**TRY IT**.
Below are lines of data. Give the number of them that contain the string "title", and nothing else.

**DATASET EXCERPTS**.
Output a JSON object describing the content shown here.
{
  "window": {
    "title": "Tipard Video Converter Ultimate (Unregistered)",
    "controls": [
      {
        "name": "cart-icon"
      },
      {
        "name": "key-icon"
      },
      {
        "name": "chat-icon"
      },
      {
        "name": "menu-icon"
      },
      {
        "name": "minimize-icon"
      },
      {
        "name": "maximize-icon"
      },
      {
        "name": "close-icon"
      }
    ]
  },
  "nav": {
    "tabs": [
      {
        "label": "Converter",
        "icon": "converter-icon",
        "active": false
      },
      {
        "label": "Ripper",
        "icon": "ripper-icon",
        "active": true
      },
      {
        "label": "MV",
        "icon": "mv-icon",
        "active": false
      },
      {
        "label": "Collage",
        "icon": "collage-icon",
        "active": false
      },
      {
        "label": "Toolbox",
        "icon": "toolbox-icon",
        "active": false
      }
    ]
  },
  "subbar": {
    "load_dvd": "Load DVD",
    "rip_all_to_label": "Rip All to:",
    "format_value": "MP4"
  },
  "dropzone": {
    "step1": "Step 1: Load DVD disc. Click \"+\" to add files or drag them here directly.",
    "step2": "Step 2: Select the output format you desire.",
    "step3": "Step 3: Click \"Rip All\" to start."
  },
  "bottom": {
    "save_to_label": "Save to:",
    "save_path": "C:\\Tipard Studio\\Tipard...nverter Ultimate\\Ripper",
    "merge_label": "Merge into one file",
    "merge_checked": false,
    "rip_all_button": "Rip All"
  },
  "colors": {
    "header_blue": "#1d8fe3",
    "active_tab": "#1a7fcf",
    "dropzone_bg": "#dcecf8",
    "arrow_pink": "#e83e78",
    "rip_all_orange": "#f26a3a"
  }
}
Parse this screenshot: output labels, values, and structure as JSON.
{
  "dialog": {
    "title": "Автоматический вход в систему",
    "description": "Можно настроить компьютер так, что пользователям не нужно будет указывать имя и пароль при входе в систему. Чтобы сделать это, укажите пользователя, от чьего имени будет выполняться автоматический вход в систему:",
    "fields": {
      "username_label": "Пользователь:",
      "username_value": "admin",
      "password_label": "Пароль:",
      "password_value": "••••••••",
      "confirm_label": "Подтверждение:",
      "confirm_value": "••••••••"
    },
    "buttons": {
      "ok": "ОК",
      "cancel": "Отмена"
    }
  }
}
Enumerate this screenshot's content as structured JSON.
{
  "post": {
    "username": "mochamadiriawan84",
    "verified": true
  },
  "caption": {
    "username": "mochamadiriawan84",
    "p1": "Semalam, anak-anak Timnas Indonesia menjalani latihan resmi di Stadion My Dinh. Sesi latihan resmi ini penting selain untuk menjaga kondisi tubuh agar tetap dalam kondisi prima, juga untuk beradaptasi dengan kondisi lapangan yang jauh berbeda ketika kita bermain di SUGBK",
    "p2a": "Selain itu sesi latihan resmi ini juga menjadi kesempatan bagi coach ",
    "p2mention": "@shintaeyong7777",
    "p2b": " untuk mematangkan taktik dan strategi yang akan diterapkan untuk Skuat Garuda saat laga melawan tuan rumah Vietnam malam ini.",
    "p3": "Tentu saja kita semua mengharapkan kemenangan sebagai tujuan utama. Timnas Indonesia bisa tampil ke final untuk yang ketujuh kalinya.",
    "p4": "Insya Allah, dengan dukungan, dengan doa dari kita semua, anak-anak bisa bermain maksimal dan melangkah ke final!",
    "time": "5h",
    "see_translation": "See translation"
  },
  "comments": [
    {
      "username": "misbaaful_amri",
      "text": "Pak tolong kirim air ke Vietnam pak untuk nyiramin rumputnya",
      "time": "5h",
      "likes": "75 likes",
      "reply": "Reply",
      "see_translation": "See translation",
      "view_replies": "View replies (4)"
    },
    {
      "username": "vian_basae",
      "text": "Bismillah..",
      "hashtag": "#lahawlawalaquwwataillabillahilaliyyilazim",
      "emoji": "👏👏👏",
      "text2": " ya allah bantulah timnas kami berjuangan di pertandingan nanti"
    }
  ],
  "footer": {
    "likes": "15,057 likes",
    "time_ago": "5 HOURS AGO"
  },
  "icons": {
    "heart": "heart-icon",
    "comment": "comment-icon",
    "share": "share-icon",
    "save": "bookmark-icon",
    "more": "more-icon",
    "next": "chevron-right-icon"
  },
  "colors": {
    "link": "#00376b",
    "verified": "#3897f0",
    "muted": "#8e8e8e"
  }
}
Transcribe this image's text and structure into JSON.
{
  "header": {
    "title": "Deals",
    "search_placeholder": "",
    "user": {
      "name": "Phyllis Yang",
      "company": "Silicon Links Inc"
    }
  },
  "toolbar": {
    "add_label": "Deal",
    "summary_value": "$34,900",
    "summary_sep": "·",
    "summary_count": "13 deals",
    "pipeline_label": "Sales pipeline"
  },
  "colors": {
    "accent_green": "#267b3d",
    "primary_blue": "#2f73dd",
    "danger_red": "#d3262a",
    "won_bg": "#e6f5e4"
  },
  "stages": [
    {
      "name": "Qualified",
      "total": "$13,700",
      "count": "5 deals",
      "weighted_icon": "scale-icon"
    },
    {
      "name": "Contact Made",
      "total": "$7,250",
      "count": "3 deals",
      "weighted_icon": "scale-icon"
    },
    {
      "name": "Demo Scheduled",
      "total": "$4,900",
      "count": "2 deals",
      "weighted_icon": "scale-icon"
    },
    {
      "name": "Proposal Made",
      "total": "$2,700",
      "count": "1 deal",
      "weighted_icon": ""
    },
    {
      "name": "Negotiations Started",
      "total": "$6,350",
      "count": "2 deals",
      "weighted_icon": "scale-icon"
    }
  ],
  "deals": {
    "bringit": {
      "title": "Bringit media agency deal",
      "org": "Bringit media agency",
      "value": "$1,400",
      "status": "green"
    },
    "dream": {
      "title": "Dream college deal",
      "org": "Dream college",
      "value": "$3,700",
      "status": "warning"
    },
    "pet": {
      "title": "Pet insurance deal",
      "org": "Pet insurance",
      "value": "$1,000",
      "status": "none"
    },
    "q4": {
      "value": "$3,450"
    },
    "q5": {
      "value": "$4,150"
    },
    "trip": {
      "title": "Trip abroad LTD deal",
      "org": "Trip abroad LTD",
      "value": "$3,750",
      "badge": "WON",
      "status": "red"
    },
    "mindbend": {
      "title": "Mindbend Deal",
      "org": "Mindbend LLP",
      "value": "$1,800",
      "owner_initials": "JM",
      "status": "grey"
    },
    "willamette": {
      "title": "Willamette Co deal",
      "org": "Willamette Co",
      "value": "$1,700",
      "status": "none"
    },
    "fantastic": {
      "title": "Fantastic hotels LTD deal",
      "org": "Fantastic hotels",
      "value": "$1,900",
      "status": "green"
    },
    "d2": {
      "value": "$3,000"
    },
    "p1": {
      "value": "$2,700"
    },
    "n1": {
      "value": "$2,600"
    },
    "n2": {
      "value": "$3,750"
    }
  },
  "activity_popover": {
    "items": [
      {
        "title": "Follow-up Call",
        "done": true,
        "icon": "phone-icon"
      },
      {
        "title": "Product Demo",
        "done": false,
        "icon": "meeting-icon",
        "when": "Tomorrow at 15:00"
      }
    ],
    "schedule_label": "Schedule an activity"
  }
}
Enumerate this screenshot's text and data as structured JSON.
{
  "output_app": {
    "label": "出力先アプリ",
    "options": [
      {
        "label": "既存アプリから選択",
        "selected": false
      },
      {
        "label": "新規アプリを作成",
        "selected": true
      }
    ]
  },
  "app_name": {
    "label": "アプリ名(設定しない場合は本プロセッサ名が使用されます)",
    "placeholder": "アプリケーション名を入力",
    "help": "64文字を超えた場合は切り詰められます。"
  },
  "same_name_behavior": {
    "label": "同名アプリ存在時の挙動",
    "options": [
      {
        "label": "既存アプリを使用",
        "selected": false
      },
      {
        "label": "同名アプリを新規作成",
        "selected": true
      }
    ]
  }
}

**RESULT**.
12